Task item >> Give back the entire listing exactly as it was provided.

Start of Listed records

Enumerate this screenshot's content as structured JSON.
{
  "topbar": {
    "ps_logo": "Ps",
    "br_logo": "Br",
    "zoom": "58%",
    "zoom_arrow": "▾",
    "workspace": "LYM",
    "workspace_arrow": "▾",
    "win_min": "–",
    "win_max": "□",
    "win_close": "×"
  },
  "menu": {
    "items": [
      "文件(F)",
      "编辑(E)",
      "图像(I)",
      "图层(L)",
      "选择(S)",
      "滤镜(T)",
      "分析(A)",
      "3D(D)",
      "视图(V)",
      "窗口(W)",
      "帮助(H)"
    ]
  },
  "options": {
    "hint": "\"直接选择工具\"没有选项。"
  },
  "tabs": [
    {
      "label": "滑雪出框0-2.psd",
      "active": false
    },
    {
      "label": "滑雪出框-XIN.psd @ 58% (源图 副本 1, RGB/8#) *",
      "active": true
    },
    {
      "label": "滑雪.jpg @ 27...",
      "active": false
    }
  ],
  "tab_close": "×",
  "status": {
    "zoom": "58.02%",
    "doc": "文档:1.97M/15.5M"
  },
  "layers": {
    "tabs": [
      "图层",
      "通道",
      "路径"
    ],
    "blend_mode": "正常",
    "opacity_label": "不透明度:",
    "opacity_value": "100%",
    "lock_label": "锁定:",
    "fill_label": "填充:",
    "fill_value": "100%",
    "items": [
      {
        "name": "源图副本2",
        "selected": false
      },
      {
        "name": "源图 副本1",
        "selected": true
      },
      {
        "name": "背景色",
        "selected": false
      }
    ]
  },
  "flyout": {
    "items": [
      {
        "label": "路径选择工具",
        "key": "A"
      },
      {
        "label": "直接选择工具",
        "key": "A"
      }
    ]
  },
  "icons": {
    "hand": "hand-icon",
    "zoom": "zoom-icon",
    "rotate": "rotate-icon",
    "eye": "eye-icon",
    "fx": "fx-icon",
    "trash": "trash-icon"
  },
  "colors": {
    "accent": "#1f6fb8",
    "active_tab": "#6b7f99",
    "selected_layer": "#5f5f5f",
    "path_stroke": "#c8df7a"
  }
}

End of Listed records

Output for this exercise >>
Enumerate this screenshot's content as structured JSON.
{
  "topbar": {
    "ps_logo": "Ps",
    "br_logo": "Br",
    "zoom": "58%",
    "zoom_arrow": "▾",
    "workspace": "LYM",
    "workspace_arrow": "▾",
    "win_min": "–",
    "win_max": "□",
    "win_close": "×"
  },
  "menu": {
    "items": [
      "文件(F)",
      "编辑(E)",
      "图像(I)",
      "图层(L)",
      "选择(S)",
      "滤镜(T)",
      "分析(A)",
      "3D(D)",
      "视图(V)",
      "窗口(W)",
      "帮助(H)"
    ]
  },
  "options": {
    "hint": "\"直接选择工具\"没有选项。"
  },
  "tabs": [
    {
      "label": "滑雪出框0-2.psd",
      "active": false
    },
    {
      "label": "滑雪出框-XIN.psd @ 58% (源图 副本 1, RGB/8#) *",
      "active": true
    },
    {
      "label": "滑雪.jpg @ 27...",
      "active": false
    }
  ],
  "tab_close": "×",
  "status": {
    "zoom": "58.02%",
    "doc": "文档:1.97M/15.5M"
  },
  "layers": {
    "tabs": [
      "图层",
      "通道",
      "路径"
    ],
    "blend_mode": "正常",
    "opacity_label": "不透明度:",
    "opacity_value": "100%",
    "lock_label": "锁定:",
    "fill_label": "填充:",
    "fill_value": "100%",
    "items": [
      {
        "name": "源图副本2",
        "selected": false
      },
      {
        "name": "源图 副本1",
        "selected": true
      },
      {
        "name": "背景色",
        "selected": false
      }
    ]
  },
  "flyout": {
    "items": [
      {
        "label": "路径选择工具",
        "key": "A"
      },
      {
        "label": "直接选择工具",
        "key": "A"
      }
    ]
  },
  "icons": {
    "hand": "hand-icon",
    "zoom": "zoom-icon",
    "rotate": "rotate-icon",
    "eye": "eye-icon",
    "fx": "fx-icon",
    "trash": "trash-icon"
  },
  "colors": {
    "accent": "#1f6fb8",
    "active_tab": "#6b7f99",
    "selected_layer": "#5f5f5f",
    "path_stroke": "#c8df7a"
  }
}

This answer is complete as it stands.